3:30 – After one last round of questions and a quick scavenger hunt through our online learning community (got to make sure everyone knows where to find what they need before I go!), I say my goodbyes. I shake hands with the new friends I’ve made and encourage teachers to reach out in the weeks to come. Part of the beauty of my job is the relationships that are built after a day like the one I’ve had today. In fact, I’ve already made a mental note to follow up with my new running buddy, Mrs. M., during my upcoming marathon training. Now, off to catch my flight!

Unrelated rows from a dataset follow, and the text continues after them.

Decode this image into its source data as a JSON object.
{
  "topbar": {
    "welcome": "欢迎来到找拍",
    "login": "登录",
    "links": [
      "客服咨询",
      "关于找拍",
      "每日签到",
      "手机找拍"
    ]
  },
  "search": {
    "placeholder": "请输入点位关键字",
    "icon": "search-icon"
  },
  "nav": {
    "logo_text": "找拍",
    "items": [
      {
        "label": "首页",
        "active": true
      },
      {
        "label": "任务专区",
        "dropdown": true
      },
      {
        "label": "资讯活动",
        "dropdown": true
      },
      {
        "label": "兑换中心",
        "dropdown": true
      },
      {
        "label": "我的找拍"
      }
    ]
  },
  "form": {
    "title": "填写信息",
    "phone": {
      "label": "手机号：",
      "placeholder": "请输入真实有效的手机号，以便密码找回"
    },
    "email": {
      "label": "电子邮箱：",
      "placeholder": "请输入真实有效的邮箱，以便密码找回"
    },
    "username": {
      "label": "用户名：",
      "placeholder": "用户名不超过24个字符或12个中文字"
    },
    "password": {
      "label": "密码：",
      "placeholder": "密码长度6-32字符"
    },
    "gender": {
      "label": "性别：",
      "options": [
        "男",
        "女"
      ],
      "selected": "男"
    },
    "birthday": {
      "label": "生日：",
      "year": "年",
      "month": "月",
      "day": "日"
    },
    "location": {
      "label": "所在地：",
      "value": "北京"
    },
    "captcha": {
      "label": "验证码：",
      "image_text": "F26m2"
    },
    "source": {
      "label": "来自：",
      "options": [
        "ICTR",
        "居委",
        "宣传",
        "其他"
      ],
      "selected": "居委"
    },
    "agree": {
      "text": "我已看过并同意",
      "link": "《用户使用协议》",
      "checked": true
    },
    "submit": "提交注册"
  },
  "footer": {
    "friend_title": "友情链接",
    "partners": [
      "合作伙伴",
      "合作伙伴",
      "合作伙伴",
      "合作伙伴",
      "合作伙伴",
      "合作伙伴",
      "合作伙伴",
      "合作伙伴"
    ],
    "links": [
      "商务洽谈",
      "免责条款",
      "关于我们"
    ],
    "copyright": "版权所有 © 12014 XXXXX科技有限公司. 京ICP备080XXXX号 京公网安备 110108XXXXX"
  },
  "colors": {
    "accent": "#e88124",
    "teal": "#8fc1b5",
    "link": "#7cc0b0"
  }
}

Christina Magee is Managing Director of Academics for Lightsail, an adaptive literacy solution. She has been involved in education in New York City for the past seven years. She began her career as a special education teacher working with kindergarten, third, and fourth grade students at a Harlem charter school, where she served on school curriculum development teams and as an after-school tutor. After seeing firsthand the dramatic impact that teachers can have on at-risk students, she became an instructional coach focused on increasing academic rigor and building strong classroom systems to foster learning. Christina has a BA from USC and an MS in Special Education/Inclusive Elementary Education from Hofstra University. Connect with her here.